Let us be mindful of the day
As we look ahead with anticipation to a three-day weekend, let us all remember that Memorial Day is not just a day for us to sleep in, cook out or go to take advantage of some sale or other.
It is a day to honor those who have served our country and given their lives as part of that service.
Memorial Day, originally called Decoration Day, is a day of remembrance for those who have died in service of the United States of America.
Over two dozen cities and towns claim to be the birthplace of Memorial Day. While Waterloo New York was officially declared the birthplace of Memorial Day by President Lyndon Johnson in May 1966, it’s difficult to prove conclusively the origins of the day.
For those who do not know the history of the origins of Memorial Day, it was borne out of the Civil War and a desire to honor the dead.
It was officially proclaimed on May 5, 1868 by General John Logan, national commander of the Grand Army of the Republic, in his General Order No. 11. “The 30th of May, 1868, is designated for the purpose of strewing with flowers, or otherwise decorating the graves of comrades who died in defense of their country during the late rebellion, and whose bodies now lie in almost every city, village and hamlet churchyard in the land,” he proclaimed.
The date of Decoration Day, as he called it, was chosen because it wasn’t the anniversary of any particular battle.
According to usmemorialday.org, on the first Decoration Day, General James Garfield made a speech at Arlington National Cemetery, and 5,000 participants decorated the graves of the 20,000 Union and Confederate soldiers buried there.
The first state to officially recognize the holiday was New York in 1873. By 1890 it was recognized by all of the northern states. The South refused to acknowledge the day, honoring their dead on separate days until after World War I (when the holiday changed from honoring just those who died fighting in the Civil War to honoring Americans who died fighting in any war).
It is now observed in almost every state on the last Monday in May with Congressional passage of the National Holiday Act of 1971 (P.L. 90 363).
You may note that members of the Veterans of Foreign Wars hand out small red poppies on Memorial Day.

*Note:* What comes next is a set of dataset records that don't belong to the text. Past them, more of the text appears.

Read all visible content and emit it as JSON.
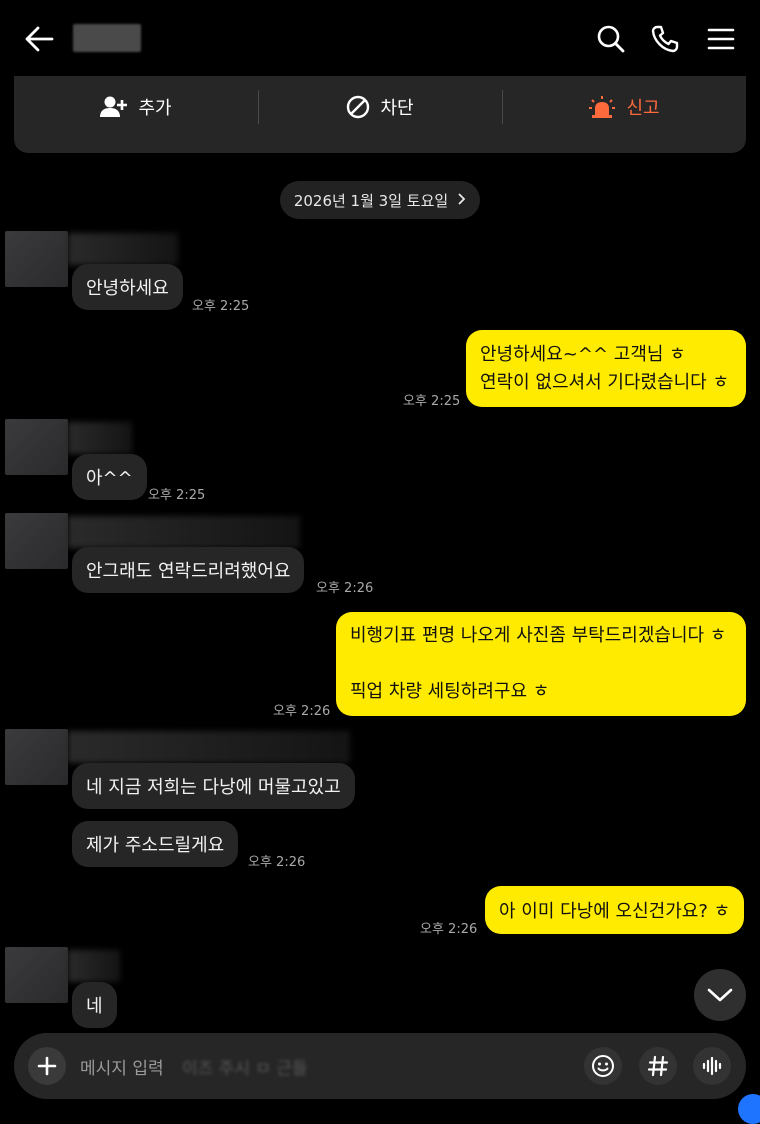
{
  "header": {
    "back_icon": "arrow-left-icon",
    "search_icon": "search-icon",
    "call_icon": "phone-icon",
    "menu_icon": "hamburger-menu-icon"
  },
  "actions": {
    "add_label": "추가",
    "block_label": "차단",
    "report_label": "신고",
    "report_color": "#ff6a3d"
  },
  "date_chip": {
    "label": "2026년 1월 3일 토요일"
  },
  "messages": [
    {
      "sender": "other",
      "text": "안녕하세요",
      "time": "오후 2:25"
    },
    {
      "sender": "me",
      "lines": [
        "안녕하세요~^^  고객님 ㅎ",
        "연락이 없으셔서 기다렸습니다 ㅎ"
      ],
      "time": "오후 2:25"
    },
    {
      "sender": "other",
      "text": "아^^",
      "time": "오후 2:25"
    },
    {
      "sender": "other",
      "text": "안그래도 연락드리려했어요",
      "time": "오후 2:26"
    },
    {
      "sender": "me",
      "lines": [
        "비행기표 편명 나오게 사진좀 부탁드리겠습니다 ㅎ",
        "",
        "픽업 차량 세팅하려구요 ㅎ"
      ],
      "time": "오후 2:26"
    },
    {
      "sender": "other",
      "text": "네 지금 저희는 다낭에 머물고있고",
      "time": ""
    },
    {
      "sender": "other",
      "text": "제가 주소드릴게요",
      "time": "오후 2:26"
    },
    {
      "sender": "me",
      "text": "아 이미 다낭에 오신건가요? ㅎ",
      "time": "오후 2:26"
    },
    {
      "sender": "other",
      "text": "네",
      "time": ""
    }
  ],
  "input": {
    "placeholder": "메시지 입력",
    "ghost_text": "이즈 주시 ㅁ 근들"
  },
  "colors": {
    "my_bubble": "#ffeb00",
    "other_bubble": "#262626",
    "background": "#000000"
  }
}
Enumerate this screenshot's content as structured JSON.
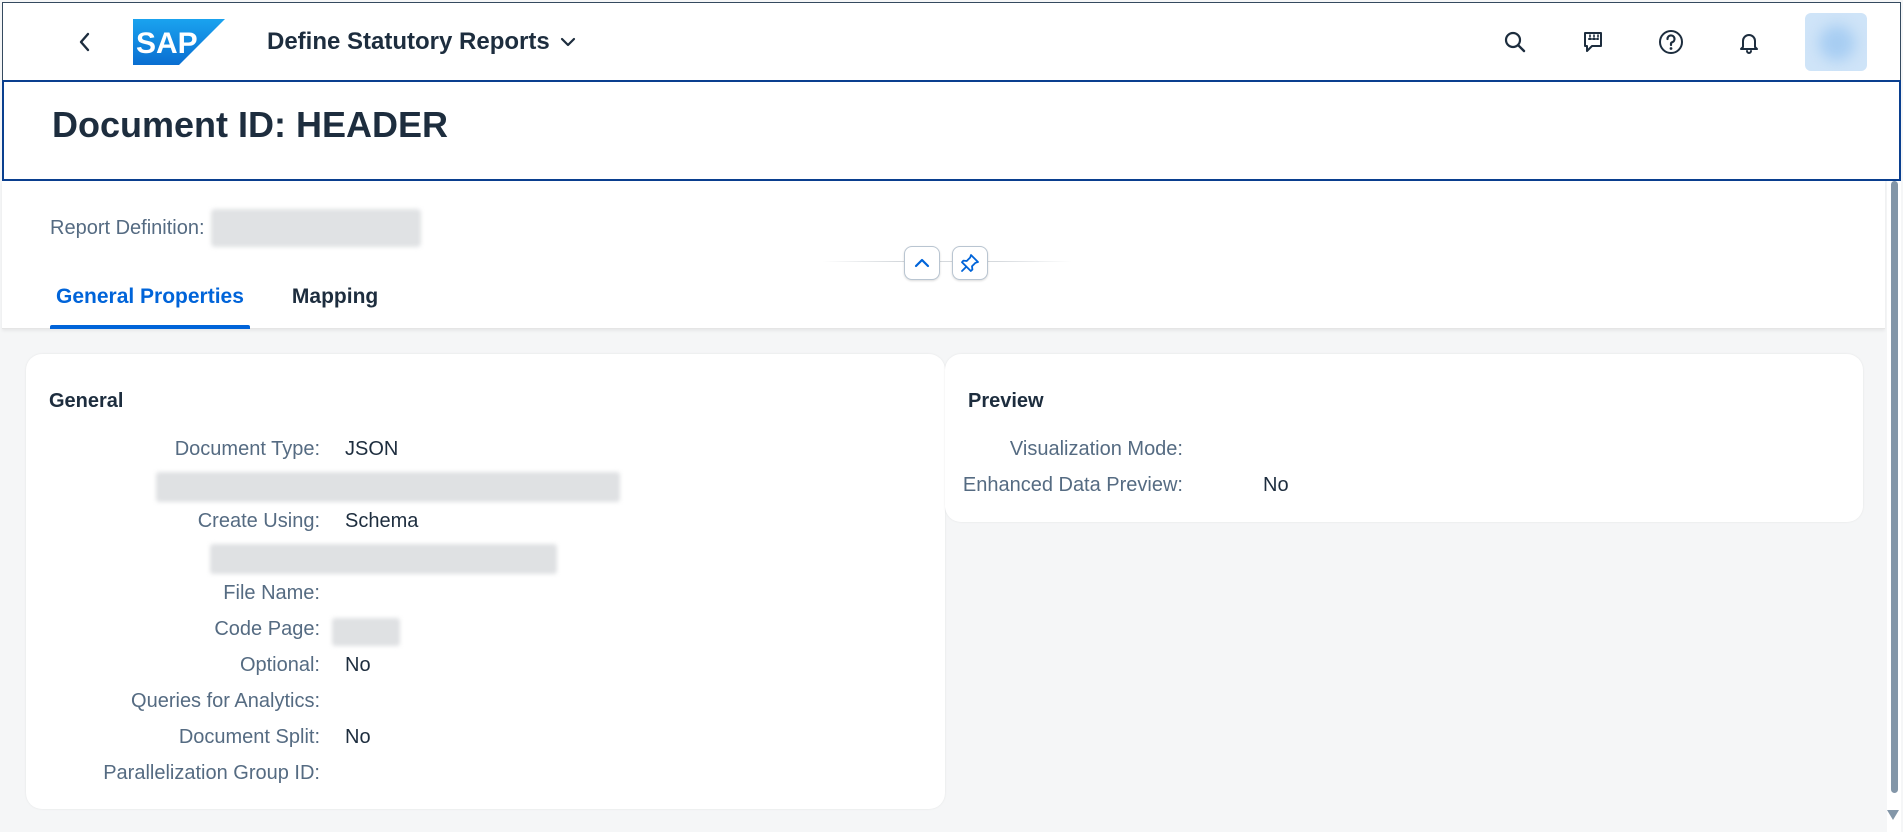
{
  "shell": {
    "app_title": "Define Statutory Reports",
    "logo_text": "SAP",
    "icons": [
      "back-icon",
      "search-icon",
      "feedback-icon",
      "help-icon",
      "notification-bell-icon"
    ]
  },
  "object_header": {
    "title": "Document ID: HEADER"
  },
  "header_content": {
    "report_definition_label": "Report Definition:"
  },
  "tabs": [
    {
      "label": "General Properties",
      "active": true
    },
    {
      "label": "Mapping",
      "active": false
    }
  ],
  "general": {
    "title": "General",
    "fields": [
      {
        "label": "Document Type:",
        "value": "JSON"
      },
      {
        "label": "Create Using:",
        "value": "Schema"
      },
      {
        "label": "File Name:",
        "value": ""
      },
      {
        "label": "Code Page:",
        "value": ""
      },
      {
        "label": "Optional:",
        "value": "No"
      },
      {
        "label": "Queries for Analytics:",
        "value": ""
      },
      {
        "label": "Document Split:",
        "value": "No"
      },
      {
        "label": "Parallelization Group ID:",
        "value": ""
      }
    ]
  },
  "preview": {
    "title": "Preview",
    "fields": [
      {
        "label": "Visualization Mode:",
        "value": ""
      },
      {
        "label": "Enhanced Data Preview:",
        "value": "No"
      }
    ]
  },
  "colors": {
    "brand_blue": "#0064d9",
    "header_border": "#0a3f8f",
    "label": "#556b82",
    "text": "#1d2d3e"
  }
}
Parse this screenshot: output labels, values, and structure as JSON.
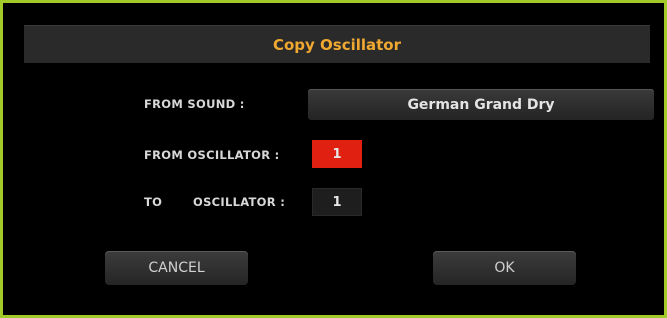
{
  "dialog": {
    "title": "Copy Oscillator"
  },
  "from_sound": {
    "label": "FROM SOUND :",
    "value": "German Grand Dry"
  },
  "from_oscillator": {
    "label": "FROM  OSCILLATOR :",
    "value": "1",
    "highlight_color": "#e02010"
  },
  "to_oscillator": {
    "label_to": "TO",
    "label_oscillator": "OSCILLATOR :",
    "value": "1"
  },
  "buttons": {
    "cancel": "CANCEL",
    "ok": "OK"
  },
  "colors": {
    "frame_border": "#a2ca2a",
    "title_text": "#f0a830",
    "background": "#000000"
  }
}
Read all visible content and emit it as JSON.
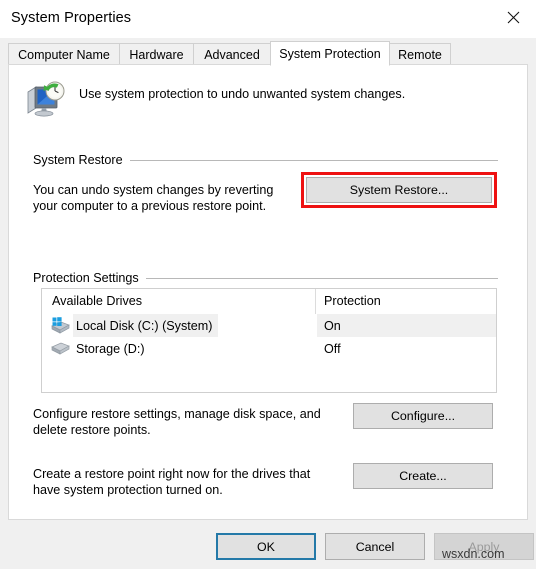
{
  "window": {
    "title": "System Properties",
    "close_icon": "close-icon"
  },
  "tabs": [
    {
      "label": "Computer Name",
      "active": false
    },
    {
      "label": "Hardware",
      "active": false
    },
    {
      "label": "Advanced",
      "active": false
    },
    {
      "label": "System Protection",
      "active": true
    },
    {
      "label": "Remote",
      "active": false
    }
  ],
  "header": {
    "icon": "system-protection-icon",
    "description": "Use system protection to undo unwanted system changes."
  },
  "system_restore": {
    "group_label": "System Restore",
    "description": "You can undo system changes by reverting your computer to a previous restore point.",
    "button_label": "System Restore..."
  },
  "protection_settings": {
    "group_label": "Protection Settings",
    "columns": [
      "Available Drives",
      "Protection"
    ],
    "rows": [
      {
        "drive": "Local Disk (C:) (System)",
        "protection": "On",
        "icon": "system-drive-icon",
        "selected": true
      },
      {
        "drive": "Storage (D:)",
        "protection": "Off",
        "icon": "drive-icon",
        "selected": false
      }
    ],
    "configure": {
      "description": "Configure restore settings, manage disk space, and delete restore points.",
      "button_label": "Configure..."
    },
    "create": {
      "description": "Create a restore point right now for the drives that have system protection turned on.",
      "button_label": "Create..."
    }
  },
  "footer": {
    "ok_label": "OK",
    "cancel_label": "Cancel",
    "apply_label": "Apply",
    "apply_disabled": true
  },
  "watermark": "wsxdn.com",
  "colors": {
    "accent_focus": "#2479a8",
    "annotation": "#ee1111",
    "button_face": "#e1e1e1",
    "panel_bg": "#ffffff",
    "dialog_bg": "#f0f0f0"
  }
}
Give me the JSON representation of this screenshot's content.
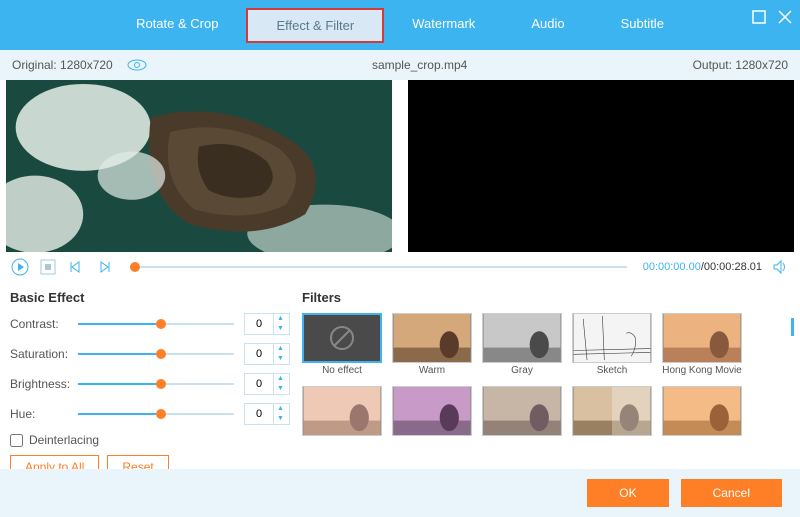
{
  "tabs": {
    "rotate": "Rotate & Crop",
    "effect": "Effect & Filter",
    "watermark": "Watermark",
    "audio": "Audio",
    "subtitle": "Subtitle"
  },
  "info": {
    "original": "Original: 1280x720",
    "filename": "sample_crop.mp4",
    "output": "Output: 1280x720"
  },
  "playback": {
    "current": "00:00:00.00",
    "total": "/00:00:28.01"
  },
  "basic": {
    "title": "Basic Effect",
    "contrast_label": "Contrast:",
    "saturation_label": "Saturation:",
    "brightness_label": "Brightness:",
    "hue_label": "Hue:",
    "contrast_value": "0",
    "saturation_value": "0",
    "brightness_value": "0",
    "hue_value": "0",
    "deinterlacing": "Deinterlacing",
    "apply_all": "Apply to All",
    "reset": "Reset"
  },
  "filters": {
    "title": "Filters",
    "items": [
      "No effect",
      "Warm",
      "Gray",
      "Sketch",
      "Hong Kong Movie"
    ]
  },
  "footer": {
    "ok": "OK",
    "cancel": "Cancel"
  }
}
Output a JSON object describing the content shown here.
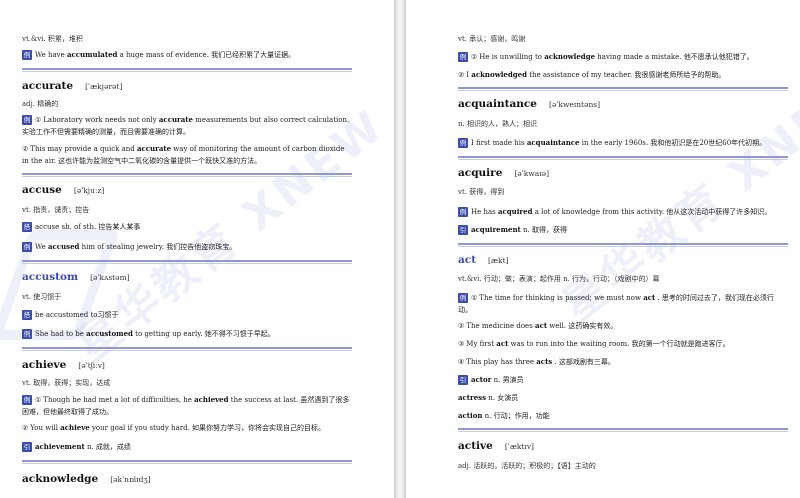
{
  "left": {
    "top_pos": "vt.&vi. 积累，堆积",
    "top_example": {
      "tag": "例",
      "pre": "We have ",
      "bold": "accumulated",
      "post": " a huge mass of evidence. 我们已经积累了大量证据。"
    },
    "accurate": {
      "word": "accurate",
      "ipa": "[ˈækjərət]",
      "pos": "adj. 精确的",
      "ex1": {
        "tag": "例",
        "num": "①",
        "pre": "Laboratory work needs not only ",
        "bold": "accurate",
        "post": " measurements but also correct calculation. 实验工作不但需要精确的测量，而且需要准确的计算。"
      },
      "ex2": {
        "num": "②",
        "pre": "This may provide a quick and ",
        "bold": "accurate",
        "post": " way of monitoring the amount of carbon dioxide in the air. 这也许能为监测空气中二氧化碳的含量提供一个既快又准的方法。"
      }
    },
    "accuse": {
      "word": "accuse",
      "ipa": "[əˈkjuːz]",
      "pos": "vt. 指责，谴责；控告",
      "phrase": {
        "tag": "搭",
        "text": "accuse sb. of sth. 控告某人某事"
      },
      "ex": {
        "tag": "例",
        "pre": "We ",
        "bold": "accused",
        "post": " him of stealing jewelry. 我们控告他盗窃珠宝。"
      }
    },
    "accustom": {
      "word": "accustom",
      "ipa": "[əˈkʌstəm]",
      "pos": "vt. 使习惯于",
      "phrase": {
        "tag": "搭",
        "text": "be accustomed to习惯于"
      },
      "ex": {
        "tag": "例",
        "pre": "She had to be ",
        "bold": "accustomed",
        "post": " to getting up early. 她不得不习惯于早起。"
      }
    },
    "achieve": {
      "word": "achieve",
      "ipa": "[əˈtʃiːv]",
      "pos": "vt. 取得，获得；实现，达成",
      "ex1": {
        "tag": "例",
        "num": "①",
        "pre": "Though he had met a lot of difficulties, he ",
        "bold": "achieved",
        "post": " the success at last. 虽然遇到了很多困难，但他最终取得了成功。"
      },
      "ex2": {
        "num": "②",
        "pre": "You will ",
        "bold": "achieve",
        "post": " your goal if you study hard. 如果你努力学习，你将会实现自己的目标。"
      },
      "deriv": {
        "tag": "引",
        "bold": "achievement",
        "post": " n. 成就，成绩"
      }
    },
    "acknowledge": {
      "word": "acknowledge",
      "ipa": "[əkˈnɒlɪdʒ]"
    }
  },
  "right": {
    "top_pos": "vt. 承认；感谢，鸣谢",
    "top_ex1": {
      "tag": "例",
      "num": "①",
      "pre": "He is unwilling to ",
      "bold": "acknowledge",
      "post": " having made a mistake. 他不愿承认他犯错了。"
    },
    "top_ex2": {
      "num": "②",
      "pre": "I ",
      "bold": "acknowledged",
      "post": " the assistance of my teacher. 我很感谢老师所给予的帮助。"
    },
    "acquaintance": {
      "word": "acquaintance",
      "ipa": "[əˈkweɪntəns]",
      "pos": "n. 相识的人，熟人；相识",
      "ex": {
        "tag": "例",
        "pre": "I first made his ",
        "bold": "acquaintance",
        "post": " in the early 1960s. 我和他初识是在20世纪60年代初期。"
      }
    },
    "acquire": {
      "word": "acquire",
      "ipa": "[əˈkwaɪə]",
      "pos": "vt. 获得，得到",
      "ex": {
        "tag": "例",
        "pre": "He has ",
        "bold": "acquired",
        "post": " a lot of knowledge from this activity. 他从这次活动中获得了许多知识。"
      },
      "deriv": {
        "tag": "引",
        "bold": "acquirement",
        "post": " n. 取得，获得"
      }
    },
    "act": {
      "word": "act",
      "ipa": "[ækt]",
      "pos": "vt.&vi. 行动；做；表演；起作用 n. 行为，行动；（戏剧中的）幕",
      "ex1": {
        "tag": "例",
        "num": "①",
        "pre": "The time for thinking is passed; we must now ",
        "bold": "act",
        "post": " . 思考的时间过去了，我们现在必须行动。"
      },
      "ex2": {
        "num": "②",
        "pre": "The medicine does ",
        "bold": "act",
        "post": " well. 这药确实有效。"
      },
      "ex3": {
        "num": "③",
        "pre": "My first ",
        "bold": "act",
        "post": " was to run into the waiting room. 我的第一个行动就是跑进客厅。"
      },
      "ex4": {
        "num": "④",
        "pre": "This play has three ",
        "bold": "acts",
        "post": " . 这部戏剧有三幕。"
      },
      "deriv1": {
        "tag": "引",
        "bold": "actor",
        "post": " n. 男演员"
      },
      "deriv2": {
        "bold": "actress",
        "post": " n. 女演员"
      },
      "deriv3": {
        "bold": "action",
        "post": " n. 行动；作用，功能"
      }
    },
    "active": {
      "word": "active",
      "ipa": "[ˈæktɪv]",
      "pos": "adj. 活跃的，活跃的；积极的；【语】主动的"
    }
  },
  "watermark": "星华教育 XNEW"
}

Moina Michael conceived of an idea to wear red poppies on Memorial Day in honor of those who died serving the nation during war. She was the first to wear one, and sold poppies to her friends and co-workers with the money going to benefit servicemen in need.
Shortly before Memorial Day in 1922 the VFW became the first veterans’ organization to nationally sell poppies. Two years later their “Buddy” Poppy program was selling artificial poppies made by disabled veterans.
So please make an effort to buy a poppy if you are given opportunity.
And note that there is a “National Moment of Remembrance” at 3 p.m. local time. The resolution for this was passed in December 2000 and asks that at 3 p.m. local time, for all Americans “To voluntarily and informally observe in their own way a Moment of remembrance and respect, pausing from whatever they are doing for a moment of silence or listening to ‘Taps.”
After honoring those whom we should, then we may take advantage of the day for other purposes.